Epstein’s situation, in a story in the Washington Examiner by Jerry Dunleavy, states Epstein was reportedly found nearly unconscious on his cell floor with marks on the back of his neck back on July 23 in what was reportedly an earlier suicide attempt, after which he was placed on suicide watch temporarily.
What has not been typically addressed in articles is Epstein’s mental illness before being jailed and what his mental mindset before his death.
According to the Washington Examiner’s story a spokesperson for NYC Office of Chief Medical Examiner “there is no official cause of death yet,” and “We are investigating the cause of death and we have an open case.”
HCP notes, “You can’t really blame the health care professional because some can manipulate………….everyone.”
Speculation in media has suggested that powerful people had motive to want Epstein dead, since his testimony could have potentially implicated two U.S. presidents known to socialized with him as well as foreign heads of state, among other famous people.

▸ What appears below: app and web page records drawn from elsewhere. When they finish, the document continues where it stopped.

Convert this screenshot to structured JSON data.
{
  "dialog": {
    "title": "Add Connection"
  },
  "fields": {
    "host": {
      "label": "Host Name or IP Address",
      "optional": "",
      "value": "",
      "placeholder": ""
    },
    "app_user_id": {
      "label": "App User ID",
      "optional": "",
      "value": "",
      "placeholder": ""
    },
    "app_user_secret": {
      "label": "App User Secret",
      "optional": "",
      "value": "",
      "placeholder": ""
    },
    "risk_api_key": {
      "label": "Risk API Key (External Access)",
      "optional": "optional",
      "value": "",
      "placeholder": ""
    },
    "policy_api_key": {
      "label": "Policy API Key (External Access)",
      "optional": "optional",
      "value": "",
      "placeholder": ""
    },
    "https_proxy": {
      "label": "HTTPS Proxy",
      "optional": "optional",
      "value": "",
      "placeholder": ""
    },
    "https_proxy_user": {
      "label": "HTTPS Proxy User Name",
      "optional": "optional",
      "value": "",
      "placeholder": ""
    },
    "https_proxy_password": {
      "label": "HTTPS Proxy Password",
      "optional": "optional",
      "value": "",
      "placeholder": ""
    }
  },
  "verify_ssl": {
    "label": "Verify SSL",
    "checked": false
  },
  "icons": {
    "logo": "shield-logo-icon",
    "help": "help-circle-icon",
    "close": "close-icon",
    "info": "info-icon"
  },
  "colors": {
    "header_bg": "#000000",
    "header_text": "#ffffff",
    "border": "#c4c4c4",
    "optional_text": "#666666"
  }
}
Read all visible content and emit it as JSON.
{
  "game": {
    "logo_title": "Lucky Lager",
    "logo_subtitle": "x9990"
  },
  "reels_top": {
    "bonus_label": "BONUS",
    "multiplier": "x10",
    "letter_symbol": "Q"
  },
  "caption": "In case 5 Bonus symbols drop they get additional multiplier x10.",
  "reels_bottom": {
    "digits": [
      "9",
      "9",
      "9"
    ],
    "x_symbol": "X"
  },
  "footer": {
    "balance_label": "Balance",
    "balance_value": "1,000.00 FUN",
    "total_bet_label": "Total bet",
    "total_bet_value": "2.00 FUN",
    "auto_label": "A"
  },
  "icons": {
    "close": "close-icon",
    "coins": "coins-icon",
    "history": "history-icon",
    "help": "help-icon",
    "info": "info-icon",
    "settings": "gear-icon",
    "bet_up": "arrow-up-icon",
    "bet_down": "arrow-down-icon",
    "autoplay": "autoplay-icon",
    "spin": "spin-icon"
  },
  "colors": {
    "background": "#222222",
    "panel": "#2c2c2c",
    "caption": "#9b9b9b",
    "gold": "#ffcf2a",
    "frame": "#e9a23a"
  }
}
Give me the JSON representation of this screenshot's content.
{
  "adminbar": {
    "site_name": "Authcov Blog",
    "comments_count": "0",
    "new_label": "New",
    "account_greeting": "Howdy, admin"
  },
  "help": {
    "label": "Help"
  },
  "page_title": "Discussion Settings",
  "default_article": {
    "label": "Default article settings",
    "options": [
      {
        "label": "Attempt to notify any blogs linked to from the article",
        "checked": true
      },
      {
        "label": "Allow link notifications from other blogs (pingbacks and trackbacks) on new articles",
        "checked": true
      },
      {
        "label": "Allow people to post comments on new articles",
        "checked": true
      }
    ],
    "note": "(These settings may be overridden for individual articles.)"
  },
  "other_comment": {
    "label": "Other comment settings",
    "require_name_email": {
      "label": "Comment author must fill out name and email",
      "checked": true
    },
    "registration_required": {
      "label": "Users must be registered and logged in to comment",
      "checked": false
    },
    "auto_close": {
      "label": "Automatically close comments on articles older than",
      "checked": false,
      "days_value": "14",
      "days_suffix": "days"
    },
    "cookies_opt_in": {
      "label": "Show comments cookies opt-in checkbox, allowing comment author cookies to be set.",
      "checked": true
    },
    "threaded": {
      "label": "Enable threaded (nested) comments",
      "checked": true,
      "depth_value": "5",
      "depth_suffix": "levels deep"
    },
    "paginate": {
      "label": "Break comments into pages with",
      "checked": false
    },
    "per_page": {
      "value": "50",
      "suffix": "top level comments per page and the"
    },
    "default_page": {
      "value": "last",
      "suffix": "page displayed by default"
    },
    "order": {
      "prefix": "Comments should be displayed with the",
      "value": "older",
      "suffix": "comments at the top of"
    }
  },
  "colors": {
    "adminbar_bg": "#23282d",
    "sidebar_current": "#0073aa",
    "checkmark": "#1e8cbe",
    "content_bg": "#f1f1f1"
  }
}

Epstein had previously been convicted as a sex offender in Florida, which raises yet another possibility: could he have been targeted by inmates or guards?
While it’s not yet known just what caused Epstein’s death, HCP stated, “The rumor is true. Pedophiles get targeted. They (inmates) watch the news.”
For more information on local prison suicides including over-crowding, understaffing, other conditions and recommendations, see Suicides in San Diego County Jail--A System Failing People with Mental Illness.